##### Supplied data

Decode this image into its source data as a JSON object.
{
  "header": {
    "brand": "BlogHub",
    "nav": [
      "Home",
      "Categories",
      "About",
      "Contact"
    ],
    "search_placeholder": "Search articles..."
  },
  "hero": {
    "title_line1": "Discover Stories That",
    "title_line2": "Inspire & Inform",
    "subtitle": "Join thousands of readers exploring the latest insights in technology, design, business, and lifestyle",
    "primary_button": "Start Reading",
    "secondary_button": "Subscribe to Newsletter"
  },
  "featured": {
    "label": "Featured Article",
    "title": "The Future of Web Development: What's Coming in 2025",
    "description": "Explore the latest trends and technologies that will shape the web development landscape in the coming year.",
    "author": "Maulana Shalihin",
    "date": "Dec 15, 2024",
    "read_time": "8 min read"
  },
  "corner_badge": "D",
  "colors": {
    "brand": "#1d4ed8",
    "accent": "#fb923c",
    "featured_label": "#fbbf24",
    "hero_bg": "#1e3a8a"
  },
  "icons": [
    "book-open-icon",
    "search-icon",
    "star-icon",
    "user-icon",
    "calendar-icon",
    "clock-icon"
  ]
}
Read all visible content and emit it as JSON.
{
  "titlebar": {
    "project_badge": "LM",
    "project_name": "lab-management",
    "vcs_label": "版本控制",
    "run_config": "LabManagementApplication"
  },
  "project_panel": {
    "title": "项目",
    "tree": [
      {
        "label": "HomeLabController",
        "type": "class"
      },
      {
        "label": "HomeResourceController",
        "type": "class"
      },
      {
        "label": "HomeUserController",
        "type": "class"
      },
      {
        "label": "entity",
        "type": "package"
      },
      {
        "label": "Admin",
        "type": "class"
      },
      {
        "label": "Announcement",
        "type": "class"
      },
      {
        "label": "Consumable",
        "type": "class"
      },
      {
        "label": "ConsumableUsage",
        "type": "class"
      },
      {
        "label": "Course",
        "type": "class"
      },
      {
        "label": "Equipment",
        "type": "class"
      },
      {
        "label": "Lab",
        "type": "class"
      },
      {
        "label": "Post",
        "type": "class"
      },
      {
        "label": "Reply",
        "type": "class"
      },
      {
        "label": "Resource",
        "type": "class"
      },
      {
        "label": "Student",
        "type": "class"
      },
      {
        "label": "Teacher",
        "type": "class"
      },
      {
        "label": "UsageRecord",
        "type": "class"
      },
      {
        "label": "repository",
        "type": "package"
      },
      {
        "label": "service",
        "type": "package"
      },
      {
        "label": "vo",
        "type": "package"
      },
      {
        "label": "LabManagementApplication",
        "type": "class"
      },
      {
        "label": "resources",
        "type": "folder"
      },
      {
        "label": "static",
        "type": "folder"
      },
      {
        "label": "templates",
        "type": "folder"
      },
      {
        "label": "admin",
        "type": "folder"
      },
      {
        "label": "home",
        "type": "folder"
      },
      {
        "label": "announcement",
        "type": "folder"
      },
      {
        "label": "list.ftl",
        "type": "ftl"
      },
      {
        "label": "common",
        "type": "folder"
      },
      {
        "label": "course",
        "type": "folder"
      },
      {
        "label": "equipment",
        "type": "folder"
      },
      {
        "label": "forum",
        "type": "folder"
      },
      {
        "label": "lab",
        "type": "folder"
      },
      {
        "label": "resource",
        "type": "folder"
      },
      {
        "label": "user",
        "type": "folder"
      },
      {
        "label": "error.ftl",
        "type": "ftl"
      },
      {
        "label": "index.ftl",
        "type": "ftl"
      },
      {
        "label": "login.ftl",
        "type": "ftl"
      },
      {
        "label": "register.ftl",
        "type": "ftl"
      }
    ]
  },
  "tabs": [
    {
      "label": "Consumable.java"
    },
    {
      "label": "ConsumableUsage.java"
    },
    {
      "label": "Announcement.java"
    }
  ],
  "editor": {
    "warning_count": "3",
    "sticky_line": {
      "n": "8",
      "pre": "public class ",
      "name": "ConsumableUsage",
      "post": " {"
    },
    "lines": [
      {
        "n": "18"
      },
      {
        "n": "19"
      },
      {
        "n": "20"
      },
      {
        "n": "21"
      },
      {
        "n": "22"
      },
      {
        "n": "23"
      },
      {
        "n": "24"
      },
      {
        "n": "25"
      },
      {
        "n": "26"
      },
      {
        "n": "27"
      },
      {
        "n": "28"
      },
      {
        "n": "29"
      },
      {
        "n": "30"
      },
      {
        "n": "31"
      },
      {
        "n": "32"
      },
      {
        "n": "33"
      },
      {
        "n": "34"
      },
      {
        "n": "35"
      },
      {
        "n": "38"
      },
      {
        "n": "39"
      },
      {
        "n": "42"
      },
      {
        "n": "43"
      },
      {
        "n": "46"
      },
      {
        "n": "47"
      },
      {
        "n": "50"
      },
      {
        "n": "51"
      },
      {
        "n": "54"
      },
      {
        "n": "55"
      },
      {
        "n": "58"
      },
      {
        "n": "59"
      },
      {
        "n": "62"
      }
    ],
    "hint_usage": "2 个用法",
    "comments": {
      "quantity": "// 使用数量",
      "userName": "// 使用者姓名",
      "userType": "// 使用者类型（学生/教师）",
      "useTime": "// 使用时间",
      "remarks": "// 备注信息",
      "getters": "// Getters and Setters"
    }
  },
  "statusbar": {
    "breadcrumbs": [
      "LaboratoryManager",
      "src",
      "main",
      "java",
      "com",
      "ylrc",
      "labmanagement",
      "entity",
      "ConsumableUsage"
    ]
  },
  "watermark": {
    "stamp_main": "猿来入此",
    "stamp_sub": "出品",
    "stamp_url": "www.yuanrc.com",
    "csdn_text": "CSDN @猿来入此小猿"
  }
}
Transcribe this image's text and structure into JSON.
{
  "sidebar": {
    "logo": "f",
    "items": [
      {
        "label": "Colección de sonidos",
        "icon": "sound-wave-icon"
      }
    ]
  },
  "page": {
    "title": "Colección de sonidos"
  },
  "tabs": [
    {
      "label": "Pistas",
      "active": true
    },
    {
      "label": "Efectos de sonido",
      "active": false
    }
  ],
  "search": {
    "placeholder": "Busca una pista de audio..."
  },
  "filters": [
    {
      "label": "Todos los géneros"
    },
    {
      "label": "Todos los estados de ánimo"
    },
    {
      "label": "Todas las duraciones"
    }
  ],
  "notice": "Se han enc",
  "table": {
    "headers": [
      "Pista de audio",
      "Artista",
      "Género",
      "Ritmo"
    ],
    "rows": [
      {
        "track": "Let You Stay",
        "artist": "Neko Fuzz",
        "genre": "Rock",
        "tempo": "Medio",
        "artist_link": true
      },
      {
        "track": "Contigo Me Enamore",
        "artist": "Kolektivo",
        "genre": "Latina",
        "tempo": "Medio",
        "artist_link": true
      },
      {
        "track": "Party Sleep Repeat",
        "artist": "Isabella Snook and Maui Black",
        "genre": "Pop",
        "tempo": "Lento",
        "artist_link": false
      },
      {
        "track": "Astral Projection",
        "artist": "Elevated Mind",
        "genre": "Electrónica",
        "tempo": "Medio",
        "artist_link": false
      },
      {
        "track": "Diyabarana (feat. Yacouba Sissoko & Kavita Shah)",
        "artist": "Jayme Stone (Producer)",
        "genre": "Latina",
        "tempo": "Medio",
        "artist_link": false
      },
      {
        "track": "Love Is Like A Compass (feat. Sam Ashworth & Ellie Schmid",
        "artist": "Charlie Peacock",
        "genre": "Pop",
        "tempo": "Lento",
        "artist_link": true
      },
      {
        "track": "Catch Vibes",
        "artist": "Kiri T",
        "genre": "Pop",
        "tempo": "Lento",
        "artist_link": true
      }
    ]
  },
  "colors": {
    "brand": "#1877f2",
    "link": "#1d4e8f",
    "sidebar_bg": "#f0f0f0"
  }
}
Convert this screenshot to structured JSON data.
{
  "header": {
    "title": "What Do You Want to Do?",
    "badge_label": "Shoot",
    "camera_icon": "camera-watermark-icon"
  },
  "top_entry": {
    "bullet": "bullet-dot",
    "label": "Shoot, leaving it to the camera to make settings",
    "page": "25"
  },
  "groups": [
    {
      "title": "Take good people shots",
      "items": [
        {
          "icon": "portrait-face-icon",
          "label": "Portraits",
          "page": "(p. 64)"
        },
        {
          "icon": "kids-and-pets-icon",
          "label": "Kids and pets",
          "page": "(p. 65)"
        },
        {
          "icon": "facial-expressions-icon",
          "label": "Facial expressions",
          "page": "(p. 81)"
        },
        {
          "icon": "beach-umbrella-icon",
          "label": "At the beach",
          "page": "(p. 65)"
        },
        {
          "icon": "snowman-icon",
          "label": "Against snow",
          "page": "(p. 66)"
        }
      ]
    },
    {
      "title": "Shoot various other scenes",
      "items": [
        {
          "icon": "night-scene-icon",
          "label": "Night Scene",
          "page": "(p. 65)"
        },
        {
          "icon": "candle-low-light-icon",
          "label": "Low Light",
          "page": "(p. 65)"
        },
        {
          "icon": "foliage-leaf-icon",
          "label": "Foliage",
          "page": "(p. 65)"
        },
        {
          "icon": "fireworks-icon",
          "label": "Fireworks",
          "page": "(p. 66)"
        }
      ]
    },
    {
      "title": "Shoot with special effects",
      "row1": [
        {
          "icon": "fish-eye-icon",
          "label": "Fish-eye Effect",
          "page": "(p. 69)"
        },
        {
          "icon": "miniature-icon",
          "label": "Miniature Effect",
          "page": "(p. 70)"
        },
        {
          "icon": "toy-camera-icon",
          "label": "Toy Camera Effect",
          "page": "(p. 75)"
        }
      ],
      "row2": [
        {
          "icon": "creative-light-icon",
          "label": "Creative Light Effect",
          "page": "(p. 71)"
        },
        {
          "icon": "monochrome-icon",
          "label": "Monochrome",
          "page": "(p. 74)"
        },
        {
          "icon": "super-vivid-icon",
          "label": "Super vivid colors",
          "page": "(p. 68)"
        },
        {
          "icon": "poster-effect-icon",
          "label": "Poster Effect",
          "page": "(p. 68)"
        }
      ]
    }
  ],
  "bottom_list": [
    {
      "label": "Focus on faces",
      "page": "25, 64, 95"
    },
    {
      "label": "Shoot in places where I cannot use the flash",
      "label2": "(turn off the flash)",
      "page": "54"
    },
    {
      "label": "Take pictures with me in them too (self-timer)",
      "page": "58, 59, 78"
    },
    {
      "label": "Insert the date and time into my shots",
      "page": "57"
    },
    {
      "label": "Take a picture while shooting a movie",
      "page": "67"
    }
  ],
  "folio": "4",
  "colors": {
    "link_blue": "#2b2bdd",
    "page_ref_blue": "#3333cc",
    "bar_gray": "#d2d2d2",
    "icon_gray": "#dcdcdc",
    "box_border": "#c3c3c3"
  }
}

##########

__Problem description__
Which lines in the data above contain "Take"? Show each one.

__Exercise solution__
      "title": "Take good people shots",
      "label": "Take pictures with me in them too (self-timer)",
      "label": "Take a picture while shooting a movie",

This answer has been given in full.